Sometimes, simple’s really all it takes. Side-scroll, jump and interact.
The purveyors of Limbo, one of gaming’s most minimalist masterpieces, have returned to form with Inside, a creepy and compelling side-scrolling puzzle-platformer that tracks a young boy who climbs through a fence and wends his way deeper and deeper into a disturbing mystery that involves a shadowy science project and mass-population mind control.
Inside, like Limbo, is a completely dialogue- and text-free experience. As you lope through one unsettling landscape after another — from spectral corn fields to claustrophobic warehouses filled with malevolent tech and rooftops linked by boards that always seem on the verge of splintering — each sound is like a startling gunshot, a jump-scare without the ghoul. Even during the stretches where the threats aren’t imminent, the air’s thick with tension and anticipation.
The puzzles seem simple since there’s not that much to interact with on the screen, but they’re deceptively insidious. Some of the best ones involve creepy headpiece interfaces that allow you to animate and command groups of human husks who can move objects or solve puzzles you can’t reach. Yep, it’s exactly as creepy as it sounds.
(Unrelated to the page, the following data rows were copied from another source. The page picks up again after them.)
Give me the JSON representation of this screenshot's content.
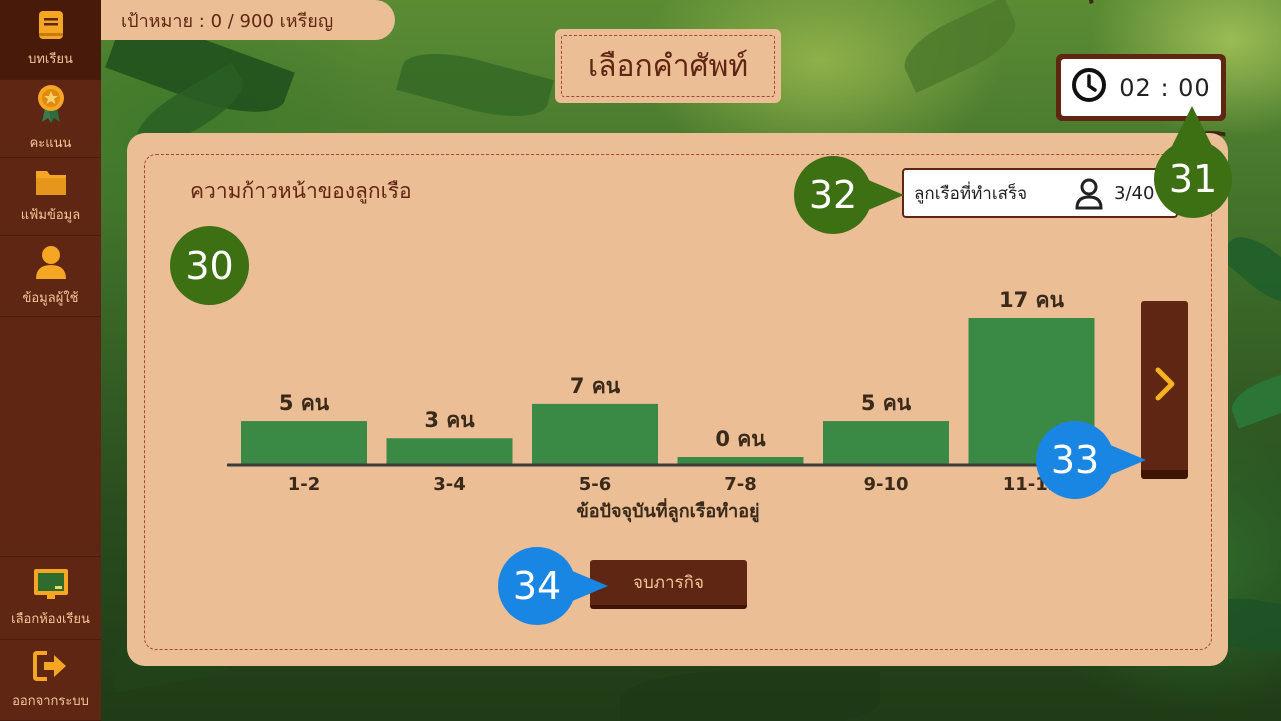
{
  "sidebar": {
    "items": [
      {
        "label": "บทเรียน",
        "icon": "book-icon"
      },
      {
        "label": "คะแนน",
        "icon": "medal-icon"
      },
      {
        "label": "แฟ้มข้อมูล",
        "icon": "folder-icon"
      },
      {
        "label": "ข้อมูลผู้ใช้",
        "icon": "user-icon"
      }
    ],
    "bottom_items": [
      {
        "label": "เลือกห้องเรียน",
        "icon": "classroom-board-icon"
      },
      {
        "label": "ออกจากระบบ",
        "icon": "logout-icon"
      }
    ]
  },
  "header": {
    "goal": "เป้าหมาย : 0 / 900 เหรียญ",
    "title": "เลือกคำศัพท์",
    "timer": "02 : 00"
  },
  "panel": {
    "title": "ความก้าวหน้าของลูกเรือ",
    "crew_label": "ลูกเรือที่ทำเสร็จ",
    "crew_value": "3/40",
    "finish_button": "จบภารกิจ"
  },
  "callouts": [
    "30",
    "31",
    "32",
    "33",
    "34"
  ],
  "colors": {
    "sidebar": "#5f2613",
    "panel": "#ecbe95",
    "bar": "#3a8a45",
    "accent_arrow": "#f5b320",
    "callout_green": "#3c7013",
    "callout_blue": "#1a86e3"
  },
  "chart_data": {
    "type": "bar",
    "categories": [
      "1-2",
      "3-4",
      "5-6",
      "7-8",
      "9-10",
      "11-12"
    ],
    "values": [
      5,
      3,
      7,
      0,
      5,
      17
    ],
    "data_labels": [
      "5 คน",
      "3 คน",
      "7 คน",
      "0 คน",
      "5 คน",
      "17 คน"
    ],
    "xlabel": "ข้อปัจจุบันที่ลูกเรือทำอยู่",
    "ylabel": "",
    "ylim": [
      0,
      17
    ],
    "grid": false,
    "legend": "none"
  }
}
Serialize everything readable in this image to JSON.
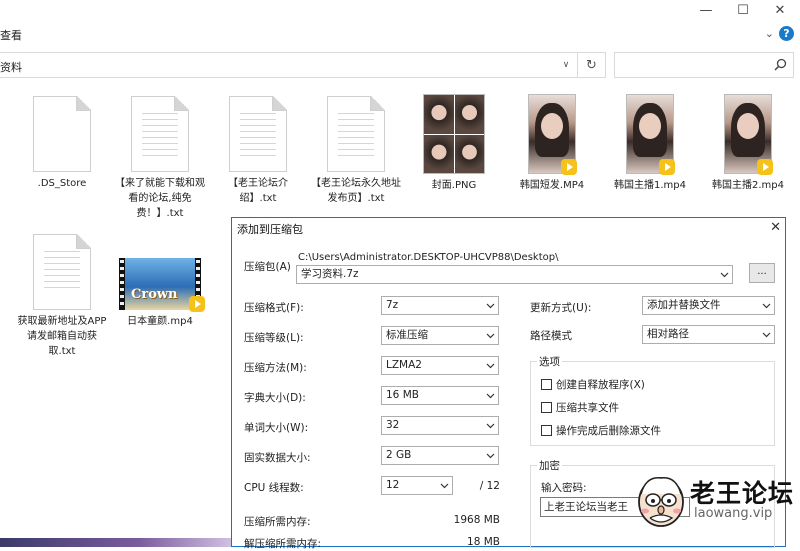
{
  "window": {
    "min": "—",
    "max": "☐",
    "close": "✕"
  },
  "ribbon": {
    "tab": "查看",
    "help": "?"
  },
  "address": {
    "path": "资料"
  },
  "search": {
    "placeholder": ""
  },
  "files": [
    {
      "name": ".DS_Store",
      "kind": "doc"
    },
    {
      "name": "【来了就能下载和观看的论坛,纯免费！】.txt",
      "kind": "doc"
    },
    {
      "name": "【老王论坛介绍】.txt",
      "kind": "doc"
    },
    {
      "name": "【老王论坛永久地址发布页】.txt",
      "kind": "doc"
    },
    {
      "name": "封面.PNG",
      "kind": "collage"
    },
    {
      "name": "韩国短发.MP4",
      "kind": "photo"
    },
    {
      "name": "韩国主播1.mp4",
      "kind": "photo"
    },
    {
      "name": "韩国主播2.mp4",
      "kind": "photo"
    },
    {
      "name": "获取最新地址及APP请发邮箱自动获取.txt",
      "kind": "doc"
    },
    {
      "name": "日本童颜.mp4",
      "kind": "video",
      "thumb_text": "Crown"
    }
  ],
  "dialog": {
    "title": "添加到压缩包",
    "archive_label": "压缩包(A)",
    "archive_dir": "C:\\Users\\Administrator.DESKTOP-UHCVP88\\Desktop\\",
    "archive_name": "学习资料.7z",
    "browse": "...",
    "format_label": "压缩格式(F):",
    "format_value": "7z",
    "level_label": "压缩等级(L):",
    "level_value": "标准压缩",
    "method_label": "压缩方法(M):",
    "method_value": "LZMA2",
    "dict_label": "字典大小(D):",
    "dict_value": "16 MB",
    "word_label": "单词大小(W):",
    "word_value": "32",
    "solid_label": "固实数据大小:",
    "solid_value": "2 GB",
    "threads_label": "CPU 线程数:",
    "threads_value": "12",
    "threads_max": "/ 12",
    "mem_comp_label": "压缩所需内存:",
    "mem_comp_value": "1968 MB",
    "mem_decomp_label": "解压缩所需内存:",
    "mem_decomp_value": "18 MB",
    "update_label": "更新方式(U):",
    "update_value": "添加并替换文件",
    "path_label": "路径模式",
    "path_value": "相对路径",
    "options_title": "选项",
    "opt_sfx": "创建自释放程序(X)",
    "opt_shared": "压缩共享文件",
    "opt_delete": "操作完成后删除源文件",
    "encrypt_title": "加密",
    "password_label": "输入密码:",
    "password_value": "上老王论坛当老王"
  },
  "watermark": {
    "brand": "老王论坛",
    "url": "laowang.vip"
  }
}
The specter of death is as sudden, shocking and silent as it was in Limbo. Failing to react quickly enough to environmental cues or getting discovered at the wrong moment can lead to some pretty gruesome results, and while there aren’t bear traps and spiders this time around, it’s still disquieting to see your youthful avatar getting, say, his throat ripped out by an attack dog or dragged away by the coils of a soulless robot. (At least this time, the kid can swim; in Limbo, our protagonist drowned at the mere sight of water.)
Inside benefits from the same effect that helped entertainment franchise entrants like Jurassic World and The Force Awakens reconnect. Limbo debuted as an Xbox Live game six years ago, and even though it’s spent the intervening time infiltrating the other gaming platforms, our nostalgia for its unique blend of deep atmosphere and simple gameplay couldn’t be keener.
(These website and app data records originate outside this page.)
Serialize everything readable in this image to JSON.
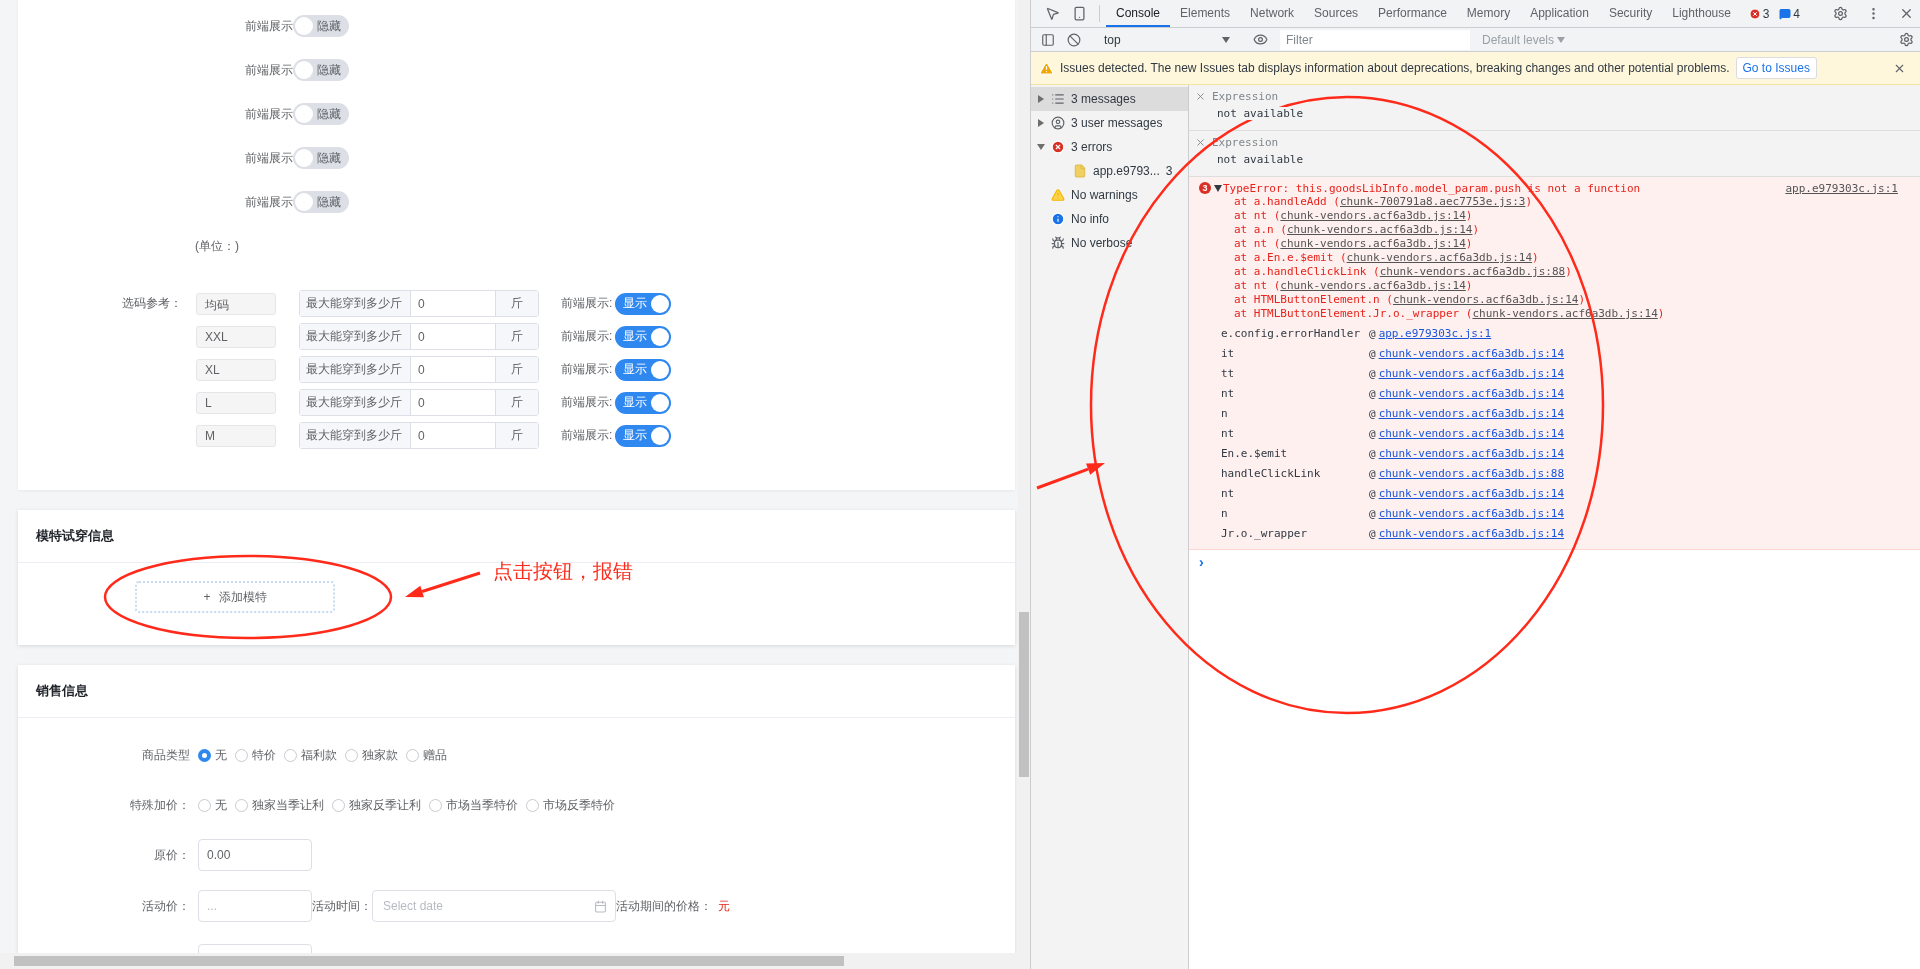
{
  "form": {
    "display_rows": [
      {
        "label": "前端展示",
        "on": false,
        "toggle_text": "隐藏"
      },
      {
        "label": "前端展示",
        "on": false,
        "toggle_text": "隐藏"
      },
      {
        "label": "前端展示",
        "on": false,
        "toggle_text": "隐藏"
      },
      {
        "label": "前端展示",
        "on": false,
        "toggle_text": "隐藏"
      },
      {
        "label": "前端展示",
        "on": false,
        "toggle_text": "隐藏"
      }
    ],
    "unit_note": "(单位：)",
    "size_ref": {
      "label": "选码参考：",
      "rows": [
        {
          "size": "均码",
          "prepend": "最大能穿到多少斤",
          "value": "0",
          "append": "斤",
          "display_label": "前端展示:",
          "on": true,
          "toggle_text": "显示"
        },
        {
          "size": "XXL",
          "prepend": "最大能穿到多少斤",
          "value": "0",
          "append": "斤",
          "display_label": "前端展示:",
          "on": true,
          "toggle_text": "显示"
        },
        {
          "size": "XL",
          "prepend": "最大能穿到多少斤",
          "value": "0",
          "append": "斤",
          "display_label": "前端展示:",
          "on": true,
          "toggle_text": "显示"
        },
        {
          "size": "L",
          "prepend": "最大能穿到多少斤",
          "value": "0",
          "append": "斤",
          "display_label": "前端展示:",
          "on": true,
          "toggle_text": "显示"
        },
        {
          "size": "M",
          "prepend": "最大能穿到多少斤",
          "value": "0",
          "append": "斤",
          "display_label": "前端展示:",
          "on": true,
          "toggle_text": "显示"
        }
      ]
    }
  },
  "model_card": {
    "title": "模特试穿信息",
    "add_button": {
      "icon": "+",
      "label": "添加模特"
    }
  },
  "sales_card": {
    "title": "销售信息",
    "goods_type": {
      "label": "商品类型",
      "options": [
        {
          "label": "无",
          "selected": true
        },
        {
          "label": "特价",
          "selected": false
        },
        {
          "label": "福利款",
          "selected": false
        },
        {
          "label": "独家款",
          "selected": false
        },
        {
          "label": "赠品",
          "selected": false
        }
      ]
    },
    "special": {
      "label": "特殊加价：",
      "options": [
        {
          "label": "无",
          "selected": false
        },
        {
          "label": "独家当季让利",
          "selected": false
        },
        {
          "label": "独家反季让利",
          "selected": false
        },
        {
          "label": "市场当季特价",
          "selected": false
        },
        {
          "label": "市场反季特价",
          "selected": false
        }
      ]
    },
    "original_price": {
      "label": "原价：",
      "value": "0.00"
    },
    "activity": {
      "label": "活动价：",
      "placeholder": "...",
      "time_label": "活动时间：",
      "date_placeholder": "Select date",
      "period_label": "活动期间的价格：",
      "period_value": "元"
    }
  },
  "annotation": {
    "note": "点击按钮，报错"
  },
  "devtools": {
    "tabs": [
      {
        "label": "Console",
        "selected": true
      },
      {
        "label": "Elements",
        "selected": false
      },
      {
        "label": "Network",
        "selected": false
      },
      {
        "label": "Sources",
        "selected": false
      },
      {
        "label": "Performance",
        "selected": false
      },
      {
        "label": "Memory",
        "selected": false
      },
      {
        "label": "Application",
        "selected": false
      },
      {
        "label": "Security",
        "selected": false
      },
      {
        "label": "Lighthouse",
        "selected": false
      }
    ],
    "error_count": "3",
    "message_count": "4",
    "toolbar": {
      "context": "top",
      "filter_placeholder": "Filter",
      "levels": "Default levels"
    },
    "issues_banner": {
      "text": "Issues detected. The new Issues tab displays information about deprecations, breaking changes and other potential problems.",
      "button": "Go to Issues"
    },
    "sidebar": [
      {
        "kind": "messages",
        "label": "3 messages",
        "expanded": false,
        "selected": true
      },
      {
        "kind": "user",
        "label": "3 user messages",
        "expanded": false,
        "selected": false
      },
      {
        "kind": "errors",
        "label": "3 errors",
        "expanded": true,
        "selected": false,
        "children": [
          {
            "kind": "file",
            "label": "app.e9793...",
            "count": "3",
            "selected": false
          }
        ]
      },
      {
        "kind": "warnings",
        "label": "No warnings",
        "selected": false
      },
      {
        "kind": "info",
        "label": "No info",
        "selected": false
      },
      {
        "kind": "verbose",
        "label": "No verbose",
        "selected": false
      }
    ],
    "expressions": [
      {
        "label": "Expression",
        "value": "not available"
      },
      {
        "label": "Expression",
        "value": "not available"
      }
    ],
    "error": {
      "count": "3",
      "message": "TypeError: this.goodsLibInfo.model_param.push is not a function",
      "source": "app.e979303c.js:1",
      "stack": [
        {
          "before": "at a.handleAdd (",
          "link": "chunk-700791a8.aec7753e.js:3",
          "after": ")"
        },
        {
          "before": "at nt (",
          "link": "chunk-vendors.acf6a3db.js:14",
          "after": ")"
        },
        {
          "before": "at a.n (",
          "link": "chunk-vendors.acf6a3db.js:14",
          "after": ")"
        },
        {
          "before": "at nt (",
          "link": "chunk-vendors.acf6a3db.js:14",
          "after": ")"
        },
        {
          "before": "at a.En.e.$emit (",
          "link": "chunk-vendors.acf6a3db.js:14",
          "after": ")"
        },
        {
          "before": "at a.handleClickLink (",
          "link": "chunk-vendors.acf6a3db.js:88",
          "after": ")"
        },
        {
          "before": "at nt (",
          "link": "chunk-vendors.acf6a3db.js:14",
          "after": ")"
        },
        {
          "before": "at HTMLButtonElement.n (",
          "link": "chunk-vendors.acf6a3db.js:14",
          "after": ")"
        },
        {
          "before": "at HTMLButtonElement.Jr.o._wrapper (",
          "link": "chunk-vendors.acf6a3db.js:14",
          "after": ")"
        }
      ],
      "trace": [
        {
          "fn": "e.config.errorHandler",
          "sep": "@",
          "link": "app.e979303c.js:1"
        },
        {
          "fn": "it",
          "sep": "@",
          "link": "chunk-vendors.acf6a3db.js:14"
        },
        {
          "fn": "tt",
          "sep": "@",
          "link": "chunk-vendors.acf6a3db.js:14"
        },
        {
          "fn": "nt",
          "sep": "@",
          "link": "chunk-vendors.acf6a3db.js:14"
        },
        {
          "fn": "n",
          "sep": "@",
          "link": "chunk-vendors.acf6a3db.js:14"
        },
        {
          "fn": "nt",
          "sep": "@",
          "link": "chunk-vendors.acf6a3db.js:14"
        },
        {
          "fn": "En.e.$emit",
          "sep": "@",
          "link": "chunk-vendors.acf6a3db.js:14"
        },
        {
          "fn": "handleClickLink",
          "sep": "@",
          "link": "chunk-vendors.acf6a3db.js:88"
        },
        {
          "fn": "nt",
          "sep": "@",
          "link": "chunk-vendors.acf6a3db.js:14"
        },
        {
          "fn": "n",
          "sep": "@",
          "link": "chunk-vendors.acf6a3db.js:14"
        },
        {
          "fn": "Jr.o._wrapper",
          "sep": "@",
          "link": "chunk-vendors.acf6a3db.js:14"
        }
      ]
    },
    "prompt": "›"
  }
}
At about three hours — maybe more if you replay to score the alternate ending — Inside seems like a prime target for the crowd who’s always raging about content, price point and value. I’d argue this is a perfect confluence of all three. It’s also one of the best gaming experiences of the year, and we’re scarcely halfway home.
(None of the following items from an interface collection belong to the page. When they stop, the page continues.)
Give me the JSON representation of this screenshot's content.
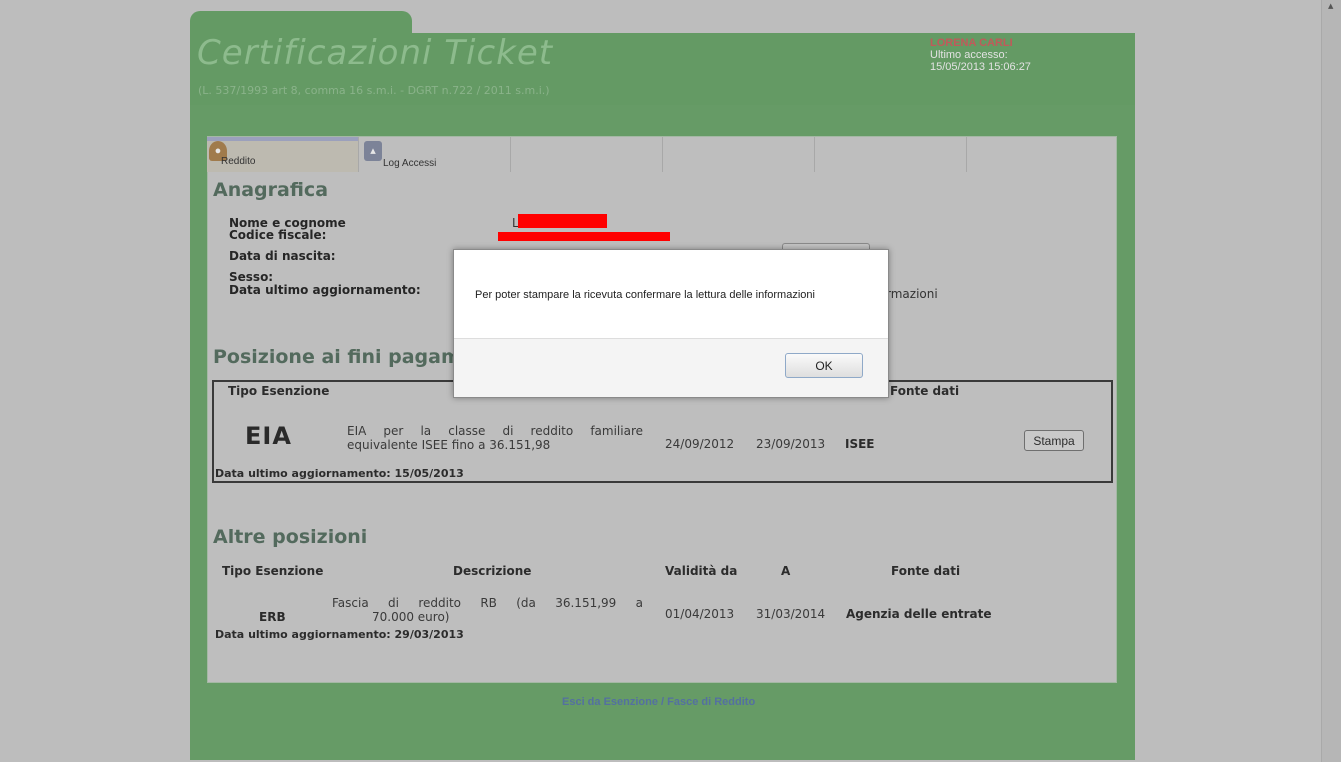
{
  "header": {
    "title": "Certificazioni Ticket",
    "subtitle": "(L. 537/1993 art 8, comma 16 s.m.i. - DGRT n.722 / 2011 s.m.i.)",
    "user_name": "LORENA CARLI",
    "last_access_label": "Ultimo accesso:",
    "last_access_value": "15/05/2013 15:06:27"
  },
  "tabs": [
    {
      "label": "Reddito",
      "icon": "user-icon"
    },
    {
      "label": "Log Accessi",
      "icon": "log-icon"
    }
  ],
  "anagrafica": {
    "title": "Anagrafica",
    "fields": [
      {
        "label": "Nome e cognome",
        "value": "L"
      },
      {
        "label": "Codice fiscale:"
      },
      {
        "label": "Data di nascita:"
      },
      {
        "label": "Sesso:"
      },
      {
        "label": "Data ultimo aggiornamento:",
        "value": "rmazioni"
      }
    ]
  },
  "posizione": {
    "title": "Posizione ai fini pagam",
    "col_tipo": "Tipo Esenzione",
    "col_fonte": "Fonte dati",
    "row": {
      "code": "EIA",
      "description_line1": "EIA per la classe di reddito familiare",
      "description_line2": "equivalente ISEE fino a 36.151,98",
      "from": "24/09/2012",
      "to": "23/09/2013",
      "source": "ISEE",
      "print_label": "Stampa"
    },
    "updated": "Data ultimo aggiornamento: 15/05/2013"
  },
  "altre": {
    "title": "Altre posizioni",
    "headers": {
      "tipo": "Tipo Esenzione",
      "descrizione": "Descrizione",
      "validita": "Validità da",
      "a": "A",
      "fonte": "Fonte dati"
    },
    "row": {
      "code": "ERB",
      "description_line1": "Fascia di reddito RB (da 36.151,99 a",
      "description_line2": "70.000 euro)",
      "from": "01/04/2013",
      "to": "31/03/2014",
      "source": "Agenzia delle entrate"
    },
    "updated": "Data ultimo aggiornamento: 29/03/2013"
  },
  "footer": {
    "link": "Esci da Esenzione / Fasce di Reddito"
  },
  "modal": {
    "message": "Per poter stampare la ricevuta confermare la lettura delle informazioni",
    "ok_label": "OK"
  },
  "colors": {
    "header_green": "#649a64",
    "panel_gray": "#bebebe",
    "user_red": "#c05a5a",
    "redaction_red": "#ff0000",
    "link_blue": "#5470a0"
  }
}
Inside, from Playdead Games, is available for Xbox One and PC and costs $19.99.